Question: What is the Right to Try Act?
Answer: The Right to Try Act is a law that was passed by unanimous consent in the Senate, a large bipartisan majority, 267-149, in the House, and signed by President Trump in May 2018. The law permits patients with life threatening conditions the right to use investigational drugs as long as the drug has completed Phase 1 clinical trials and remains under investigation. The aim of the legislation is to allow dying patients access to investigational drugs they would otherwise not be able to access.
On the state level, Right to Try laws are already in place in 41 states and counting: Alabama, Alaska, Arizona, Arkansas, California, Colorado, Connecticut, Florida, Georgia, Idaho, Illinois, Indiana, Iowa, Kentucky, Louisiana, Maine, Maryland, Michigan, Minnesota, Mississippi, Missouri, Montana, Nebraska, Nevada, New Hampshire, North Carolina, North Dakota, Ohio, Oklahoma, Oregon, Pennsylvania, South Carolina, South Dakota, Tennessee, Texas, Utah, Virginia, Washington, West Virginia, Wisconsin, and Wyoming.
Question: Who qualifies under the Right to Try Act?
Answer: To be eligible under the Right to Try Act, a patient must meet the following conditions:
- Be diagnosed with a life-threatening disease or condition
- Have exhausted approved treatment options
- Be unable to participate in a clinical trial involving the eligible investigational drug, as certified by a doctor, who is in good standing with her licensing organization and will not be compensated directly by the manufacturer for so certifying; and
- Give written informed consent regarding the risks associated with taking the investigational treatment.

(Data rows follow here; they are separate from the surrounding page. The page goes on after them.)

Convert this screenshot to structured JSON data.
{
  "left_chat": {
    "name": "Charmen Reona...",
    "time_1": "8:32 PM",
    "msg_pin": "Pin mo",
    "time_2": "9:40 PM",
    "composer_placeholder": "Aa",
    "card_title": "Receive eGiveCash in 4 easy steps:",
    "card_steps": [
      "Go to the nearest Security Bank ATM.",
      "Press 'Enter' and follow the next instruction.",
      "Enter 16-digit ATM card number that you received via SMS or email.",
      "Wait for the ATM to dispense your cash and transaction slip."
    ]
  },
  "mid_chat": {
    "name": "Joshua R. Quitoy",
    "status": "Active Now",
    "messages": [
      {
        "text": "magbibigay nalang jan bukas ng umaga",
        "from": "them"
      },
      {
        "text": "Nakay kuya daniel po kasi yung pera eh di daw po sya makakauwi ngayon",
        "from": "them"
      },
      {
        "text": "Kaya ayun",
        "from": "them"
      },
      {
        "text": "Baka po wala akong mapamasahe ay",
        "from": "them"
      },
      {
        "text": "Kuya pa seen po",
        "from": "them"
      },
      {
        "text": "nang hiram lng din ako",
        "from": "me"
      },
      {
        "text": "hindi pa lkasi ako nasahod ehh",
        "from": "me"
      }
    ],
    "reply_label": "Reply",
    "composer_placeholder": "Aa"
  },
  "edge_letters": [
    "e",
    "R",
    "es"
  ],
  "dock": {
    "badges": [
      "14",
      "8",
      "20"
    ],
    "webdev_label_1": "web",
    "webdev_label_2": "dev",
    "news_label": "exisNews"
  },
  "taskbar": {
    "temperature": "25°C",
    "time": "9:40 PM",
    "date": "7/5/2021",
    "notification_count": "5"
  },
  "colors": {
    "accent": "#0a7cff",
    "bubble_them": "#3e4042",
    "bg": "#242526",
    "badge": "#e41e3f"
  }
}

Question: What is a life-threatening disease or condition?
Answer: Federal law defines a life-threatening disease or condition as: “Diseases or conditions where the likelihood of death is high unless the course of the disease is interrupted” (21 CFR 312.81).
Question: What drugs or treatments qualify for Right to Try?
Answer: The treatments available under the law must meet the following conditions:
- Have completed an FDA-approved Phase 1 clinical trial;
- Be in an active clinical trial intended to form the basis of an application for approval or be the subject of an application for approval that has been filed with the FDA; and
- Be in ongoing active development or production and not discontinued by the manufacturer or placed on clinical hold.
Question: What is psilocybin?
Answer: Psilocybin (sy-lə-SY-bin) is a naturally occurring psychedelic, prodrug compound produced by more than 200 species of fungi. Laboratory-produced psilocybin has completed Phase 1 and Phase 2 clinical trials and remains under investigation. Psilocybin was designated a “breakthrough therapy” by the FDA and shows promise to be an approved drug when clinical trials are complete.
Question: Why should terminally ill individuals have the Right to Try Psilocybin?
Answer: The Right to Try Psilocybin (RTTP) should be available to all dying patients. Extensive research has shown that psilocybin can bring “immediate, substantial, and sustained improvements in anxiety and depression; decreased demoralization and hopelessness, improved spiritual well-being, increased quality of life.“
Question: Why did advocates engage in civil disobedience at the Drug Enforcement Administration HQ?
Answer: The Drug Enforcement Administration (DEA) is preventing terminally ill patients from legally accessing psilocybin. The administration incorrectly asserts that the Controlled Substances Act, which scheduled psilocybin in the most restrictive category, prevents dying patients from accessing the drug even though it qualifies under the Right to Try Act. RTTP advocates have submitted both a petition to reschedule psilocybin off of Schedule I on Feb. 2, 2022 and a request the agency grant a waiver for RTT access on Feb 10. The DEA has not responded to either the petition or the request. RTTP advocates are demanding the DEA stop their delays and believe the best way to make the agency comply is come to their front door.
Question: Who else supports the Right to Try Psilocybin?
Answer: In the winter of 2022, U.S. Representatives Earl Blumenauer (D, Oregon), Rashida Tlaib (D, Michigan), Don Bacon (R, Nebraska), Dean Phillips (D, Minnesota), Madeleine Dean (D, Pennsylvania) Sheila Jackson Lee (D, Texas), and Andy Biggs (R, Arizona), who serves as chairman of the House Freedom Caucus, all signed on to a letter to the DEA asking the agency to allow RTT access to psilocybin. In 2021, the Attorneys General from Washington, Arizona, Delaware, Illinois, Michigan, Minnesota, Ohio, Oregon, and the District of Columbia signed on to an amicus brief in support of RTT access.
Some of these questions and answers were adapted from the Goldwater Institute’s RightToTry.org website. The Goldwater Institute has worked tirelessly to pass RTT legislation across the United States and deserves full credit for their effort to help dying citizens.